A very little boy stood upon a heap of gravel for the honor of Rum Alley. He was throwing stones at howling urchins from Devil's Row who were circling madly about the heap and pelting at him.

Howls of renewed wrath went up from Devil's Row throats. Tattered gamins on the right made a furious assault on the gravel heap. On their small, convulsed faces there shone the grins of true assassins. As they charged, they threw stones and cursed in shrill chorus.

The little champion of Rum Alley stumbled precipitately down the other side. His coat had been torn to shreds in a scuffle, and his hat was gone. He had bruises on twenty parts of his body, and blood was dripping from a cut in his head. His wan features wore a look of a tiny, insane demon.

A very little boy stood upon a heap of gravel for the honor of Rum Alley. He was throwing stones at howling urchins from Devil's Row who were circling madly about the heap and pelting at him.

Howls of renewed wrath went up from Devil's Row throats. Tattered gamins on the right made a furious assault on the gravel heap. On their small, convulsed faces there shone the grins of true assassins. As they charged, they threw stones and cursed in shrill chorus.

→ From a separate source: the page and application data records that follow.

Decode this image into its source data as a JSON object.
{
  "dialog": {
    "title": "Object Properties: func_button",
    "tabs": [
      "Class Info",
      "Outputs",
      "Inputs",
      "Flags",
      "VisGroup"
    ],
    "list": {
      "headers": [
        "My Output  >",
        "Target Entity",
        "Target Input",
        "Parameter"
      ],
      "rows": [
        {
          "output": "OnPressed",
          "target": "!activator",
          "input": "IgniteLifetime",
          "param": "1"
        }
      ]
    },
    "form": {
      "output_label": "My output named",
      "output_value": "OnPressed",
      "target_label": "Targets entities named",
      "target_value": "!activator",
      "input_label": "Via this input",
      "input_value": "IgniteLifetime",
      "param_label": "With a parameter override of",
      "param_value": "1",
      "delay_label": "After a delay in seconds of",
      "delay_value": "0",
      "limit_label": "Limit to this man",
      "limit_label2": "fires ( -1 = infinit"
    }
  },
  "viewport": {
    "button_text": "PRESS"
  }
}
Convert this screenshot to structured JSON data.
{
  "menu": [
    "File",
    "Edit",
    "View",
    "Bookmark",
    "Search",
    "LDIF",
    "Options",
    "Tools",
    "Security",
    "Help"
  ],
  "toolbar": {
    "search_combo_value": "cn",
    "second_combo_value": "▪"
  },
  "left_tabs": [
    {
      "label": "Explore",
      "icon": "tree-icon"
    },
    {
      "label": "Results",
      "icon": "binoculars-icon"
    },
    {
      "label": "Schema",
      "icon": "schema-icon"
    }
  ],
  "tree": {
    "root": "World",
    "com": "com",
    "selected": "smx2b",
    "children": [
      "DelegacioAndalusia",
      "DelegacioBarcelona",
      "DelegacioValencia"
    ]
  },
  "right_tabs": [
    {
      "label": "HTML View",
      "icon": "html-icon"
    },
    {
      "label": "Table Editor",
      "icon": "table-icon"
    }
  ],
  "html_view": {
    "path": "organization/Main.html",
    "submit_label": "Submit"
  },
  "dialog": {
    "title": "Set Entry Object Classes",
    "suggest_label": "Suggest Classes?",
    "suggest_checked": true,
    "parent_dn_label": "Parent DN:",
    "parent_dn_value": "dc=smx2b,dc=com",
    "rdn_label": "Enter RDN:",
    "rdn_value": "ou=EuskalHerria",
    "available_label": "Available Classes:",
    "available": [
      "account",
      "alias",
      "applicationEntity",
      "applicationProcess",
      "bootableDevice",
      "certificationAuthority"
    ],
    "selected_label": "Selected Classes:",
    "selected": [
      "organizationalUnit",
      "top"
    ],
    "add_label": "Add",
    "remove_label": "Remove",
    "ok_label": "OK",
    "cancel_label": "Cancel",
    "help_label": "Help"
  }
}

The little champion of Rum Alley stumbled precipitately down the other side. His coat had been torn to shreds in a scuffle, and his hat was gone. He had bruises on twenty parts of his body, and blood was dripping from a cut in his head. His wan features wore a look of a tiny, insane demon.

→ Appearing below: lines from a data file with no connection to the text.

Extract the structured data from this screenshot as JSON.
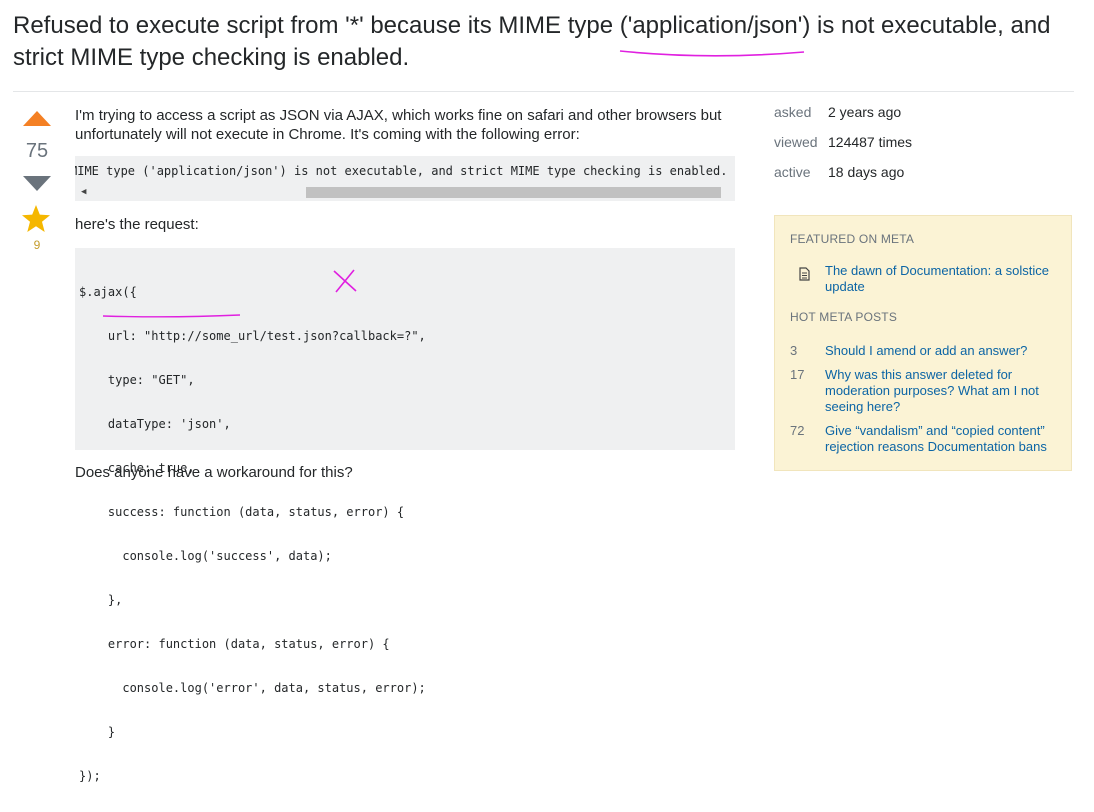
{
  "question": {
    "title": "Refused to execute script from '*' because its MIME type ('application/json') is not executable, and strict MIME type checking is enabled.",
    "votes": "75",
    "favorites": "9",
    "intro": "I'm trying to access a script as JSON via AJAX, which works fine on safari and other browsers but unfortunately will not execute in Chrome. It's coming with the following error:",
    "error_code": "MIME type ('application/json') is not executable, and strict MIME type checking is enabled.",
    "request_label": "here's the request:",
    "code_lines": [
      "$.ajax({",
      "    url: \"http://some_url/test.json?callback=?\",",
      "    type: \"GET\",",
      "    dataType: 'json',",
      "    cache: true,",
      "    success: function (data, status, error) {",
      "      console.log('success', data);",
      "    },",
      "    error: function (data, status, error) {",
      "      console.log('error', data, status, error);",
      "    }",
      "});"
    ],
    "closing": "Does anyone have a workaround for this?"
  },
  "stats": {
    "asked_label": "asked",
    "asked_value": "2 years ago",
    "viewed_label": "viewed",
    "viewed_value": "124487 times",
    "active_label": "active",
    "active_value": "18 days ago"
  },
  "sidebar": {
    "featured_heading": "FEATURED ON META",
    "featured_link": "The dawn of Documentation: a solstice update",
    "hot_heading": "HOT META POSTS",
    "hot_posts": [
      {
        "count": "3",
        "title": "Should I amend or add an answer?"
      },
      {
        "count": "17",
        "title": "Why was this answer deleted for moderation purposes? What am I not seeing here?"
      },
      {
        "count": "72",
        "title": "Give “vandalism” and “copied content” rejection reasons Documentation bans"
      }
    ]
  },
  "colors": {
    "upvote": "#f48024",
    "star": "#f5b700",
    "link": "#0c65a5",
    "annotation": "#e020e0"
  },
  "icons": {
    "upvote": "triangle-up-icon",
    "downvote": "triangle-down-icon",
    "favorite": "star-icon",
    "featured": "document-icon"
  }
}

From here, we move to Chapter 17. This passage shows us what society has forced Maggie to become. I do not believe the book tried to blame this on Maggie. Society and her family (and perhaps her own innocence/ignorance) drove her to this state–to becoming just another prostitute in the city. Even now, like with Pete,  the people she seeks for a living reject her, often looking down on her. Also, one man in this scene calls her Mary, perhaps representing that Maggie, although hating Mary, has become just like her.

I think that this chapter is a very good representative of the naturalistic approach that Crane takes in telling the story. Like you said, “hows us what society has forced Maggie to become,” which is what naturalism essentially does. it I also thought that the book kind of sympathizes with Maggie, as it follows her life surrounded by poverty and points to many factors (Jimmy and her mom) that had a great influence on her life. I also thought that this particular chapter did a good job of portraying the changed Maggie after being corrupted by the poverty in her life. Overall, I thought this was a good post and the chapter was an excellent choice.

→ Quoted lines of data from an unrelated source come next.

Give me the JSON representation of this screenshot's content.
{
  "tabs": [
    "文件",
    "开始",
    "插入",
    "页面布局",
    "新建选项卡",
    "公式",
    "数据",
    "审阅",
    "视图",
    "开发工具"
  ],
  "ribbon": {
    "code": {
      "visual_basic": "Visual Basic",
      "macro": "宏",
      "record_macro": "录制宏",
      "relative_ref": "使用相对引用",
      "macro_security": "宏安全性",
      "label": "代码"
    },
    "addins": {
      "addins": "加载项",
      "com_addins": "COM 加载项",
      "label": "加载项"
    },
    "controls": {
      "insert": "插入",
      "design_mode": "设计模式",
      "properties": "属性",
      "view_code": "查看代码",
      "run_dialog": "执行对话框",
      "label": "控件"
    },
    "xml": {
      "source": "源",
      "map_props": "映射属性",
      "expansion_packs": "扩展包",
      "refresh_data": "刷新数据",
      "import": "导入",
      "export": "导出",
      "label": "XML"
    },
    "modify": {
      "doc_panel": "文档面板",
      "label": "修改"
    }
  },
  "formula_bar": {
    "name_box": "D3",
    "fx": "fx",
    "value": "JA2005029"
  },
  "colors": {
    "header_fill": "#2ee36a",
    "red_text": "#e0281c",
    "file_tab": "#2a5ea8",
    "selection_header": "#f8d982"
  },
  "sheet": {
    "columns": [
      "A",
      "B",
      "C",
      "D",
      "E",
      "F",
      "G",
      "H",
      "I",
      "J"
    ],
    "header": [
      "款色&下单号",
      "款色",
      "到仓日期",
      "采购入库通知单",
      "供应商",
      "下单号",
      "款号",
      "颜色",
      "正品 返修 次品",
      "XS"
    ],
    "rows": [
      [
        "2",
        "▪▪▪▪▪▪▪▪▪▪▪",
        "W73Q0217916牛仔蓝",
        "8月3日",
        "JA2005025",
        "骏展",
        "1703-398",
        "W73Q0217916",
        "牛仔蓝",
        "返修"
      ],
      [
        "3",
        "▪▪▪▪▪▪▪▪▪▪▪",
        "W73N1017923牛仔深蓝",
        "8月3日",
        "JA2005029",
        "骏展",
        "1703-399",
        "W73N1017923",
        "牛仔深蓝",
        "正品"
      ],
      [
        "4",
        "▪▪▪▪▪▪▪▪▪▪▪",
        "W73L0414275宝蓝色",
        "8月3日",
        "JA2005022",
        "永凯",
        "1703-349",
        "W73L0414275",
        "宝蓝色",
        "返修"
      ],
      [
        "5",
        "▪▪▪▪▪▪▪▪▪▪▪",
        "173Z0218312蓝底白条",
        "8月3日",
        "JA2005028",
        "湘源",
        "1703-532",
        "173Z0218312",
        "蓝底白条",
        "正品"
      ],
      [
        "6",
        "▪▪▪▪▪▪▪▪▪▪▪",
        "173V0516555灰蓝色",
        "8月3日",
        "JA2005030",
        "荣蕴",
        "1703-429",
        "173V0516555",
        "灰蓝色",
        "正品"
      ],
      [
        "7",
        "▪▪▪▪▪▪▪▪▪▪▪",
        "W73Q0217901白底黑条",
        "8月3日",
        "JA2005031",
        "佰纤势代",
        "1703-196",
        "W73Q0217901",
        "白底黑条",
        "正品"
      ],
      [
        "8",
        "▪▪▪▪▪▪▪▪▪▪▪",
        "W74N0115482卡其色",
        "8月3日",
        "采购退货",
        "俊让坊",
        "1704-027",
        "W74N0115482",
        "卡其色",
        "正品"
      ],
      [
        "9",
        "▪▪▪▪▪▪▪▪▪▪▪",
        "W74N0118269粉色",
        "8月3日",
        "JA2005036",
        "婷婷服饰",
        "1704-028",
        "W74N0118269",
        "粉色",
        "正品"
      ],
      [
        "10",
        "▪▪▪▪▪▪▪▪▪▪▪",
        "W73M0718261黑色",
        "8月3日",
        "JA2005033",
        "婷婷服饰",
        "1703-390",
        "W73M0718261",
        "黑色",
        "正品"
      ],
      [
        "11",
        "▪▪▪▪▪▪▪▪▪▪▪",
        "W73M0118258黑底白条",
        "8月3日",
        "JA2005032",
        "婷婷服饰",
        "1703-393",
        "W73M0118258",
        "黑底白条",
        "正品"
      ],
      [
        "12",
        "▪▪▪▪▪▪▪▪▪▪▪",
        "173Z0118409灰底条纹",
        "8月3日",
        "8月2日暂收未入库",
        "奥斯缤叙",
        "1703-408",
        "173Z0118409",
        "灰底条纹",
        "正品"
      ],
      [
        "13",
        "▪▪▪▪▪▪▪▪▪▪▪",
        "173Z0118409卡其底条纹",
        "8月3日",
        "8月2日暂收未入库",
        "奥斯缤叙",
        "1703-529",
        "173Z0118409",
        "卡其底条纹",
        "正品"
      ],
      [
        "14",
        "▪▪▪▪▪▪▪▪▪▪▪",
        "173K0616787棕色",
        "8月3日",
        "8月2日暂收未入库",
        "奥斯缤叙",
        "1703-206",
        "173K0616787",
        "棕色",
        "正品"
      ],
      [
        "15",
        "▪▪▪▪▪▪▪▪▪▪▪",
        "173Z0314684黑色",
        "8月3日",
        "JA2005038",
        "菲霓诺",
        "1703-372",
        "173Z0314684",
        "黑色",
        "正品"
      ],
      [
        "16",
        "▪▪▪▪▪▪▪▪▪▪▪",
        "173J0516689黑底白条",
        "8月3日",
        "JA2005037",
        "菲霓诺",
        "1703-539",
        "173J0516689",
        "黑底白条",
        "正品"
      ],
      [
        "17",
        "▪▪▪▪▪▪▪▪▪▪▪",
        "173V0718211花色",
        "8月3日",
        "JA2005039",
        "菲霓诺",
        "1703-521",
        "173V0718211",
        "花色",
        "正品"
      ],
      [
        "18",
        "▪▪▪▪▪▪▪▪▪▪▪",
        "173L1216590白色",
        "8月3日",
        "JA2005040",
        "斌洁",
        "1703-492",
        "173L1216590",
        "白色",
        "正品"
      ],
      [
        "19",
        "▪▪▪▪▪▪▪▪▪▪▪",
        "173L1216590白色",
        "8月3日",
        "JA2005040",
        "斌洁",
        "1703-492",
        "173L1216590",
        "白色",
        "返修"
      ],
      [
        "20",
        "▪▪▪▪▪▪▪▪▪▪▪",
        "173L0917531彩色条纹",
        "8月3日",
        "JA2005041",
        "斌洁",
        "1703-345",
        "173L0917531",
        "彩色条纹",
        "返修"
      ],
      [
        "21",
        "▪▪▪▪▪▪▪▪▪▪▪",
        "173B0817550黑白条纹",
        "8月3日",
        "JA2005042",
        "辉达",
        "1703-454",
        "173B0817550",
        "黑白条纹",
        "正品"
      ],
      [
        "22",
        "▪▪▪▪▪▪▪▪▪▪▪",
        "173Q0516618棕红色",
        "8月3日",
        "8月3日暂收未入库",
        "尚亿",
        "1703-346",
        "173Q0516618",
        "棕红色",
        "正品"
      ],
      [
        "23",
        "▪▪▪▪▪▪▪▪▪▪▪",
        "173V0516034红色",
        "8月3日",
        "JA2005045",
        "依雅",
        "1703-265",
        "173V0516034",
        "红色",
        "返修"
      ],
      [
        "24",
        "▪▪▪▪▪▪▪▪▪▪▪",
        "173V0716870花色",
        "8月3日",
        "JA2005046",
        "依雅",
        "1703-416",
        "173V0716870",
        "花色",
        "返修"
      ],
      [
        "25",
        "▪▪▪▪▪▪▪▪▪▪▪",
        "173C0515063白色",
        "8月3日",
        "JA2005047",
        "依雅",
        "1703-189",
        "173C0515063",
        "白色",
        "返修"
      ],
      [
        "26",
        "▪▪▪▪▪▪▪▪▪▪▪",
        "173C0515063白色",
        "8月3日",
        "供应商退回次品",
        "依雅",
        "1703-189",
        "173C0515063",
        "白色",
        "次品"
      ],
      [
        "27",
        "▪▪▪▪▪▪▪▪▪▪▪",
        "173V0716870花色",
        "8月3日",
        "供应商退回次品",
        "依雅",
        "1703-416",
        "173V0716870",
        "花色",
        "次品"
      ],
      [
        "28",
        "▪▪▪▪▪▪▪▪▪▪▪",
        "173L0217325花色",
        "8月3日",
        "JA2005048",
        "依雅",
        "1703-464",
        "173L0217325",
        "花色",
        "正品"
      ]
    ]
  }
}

I’m not entirely sure what you mean by “Maggie, although hating Mary, has become just like her.” The only thing similar in their characters is that they both end up in terrible situations. If this is what you meant, then I think it is a very good comparison. The difference between Maggie and Mary is that Maggie want to get out of her terrible situation, and Mary is in denial of her terrible situation. This is why Maggie is rejected when she tries to return home. Mary believes that Maggie is not grateful for all the “great” things that were provided when Maggie was a child.

The novel certainly suggests the circumstances of Maggie's death. We see a young prostitute walking through the city; by the riverside, she meets a disgusting man, the embodiment of the filth and violence of the lower city. The sounds and lights of the city fade behind them; "at their feet the river appeared a deathly black hue." It could be inferred that Maggie is murdered by this man, since the next time we hear of her, she is dead. However, because the cause of Maggie's death is never shown, one can just as easily infer that Maggie, disgusted with her life, commits suicide.

SparkNotes: Maggie: A Girl of the Streets: Chapters 14-19.


SparkNotes: Maggie: A Girl of the Streets

Posted by 2018 article

71YK3EWFX9L.gif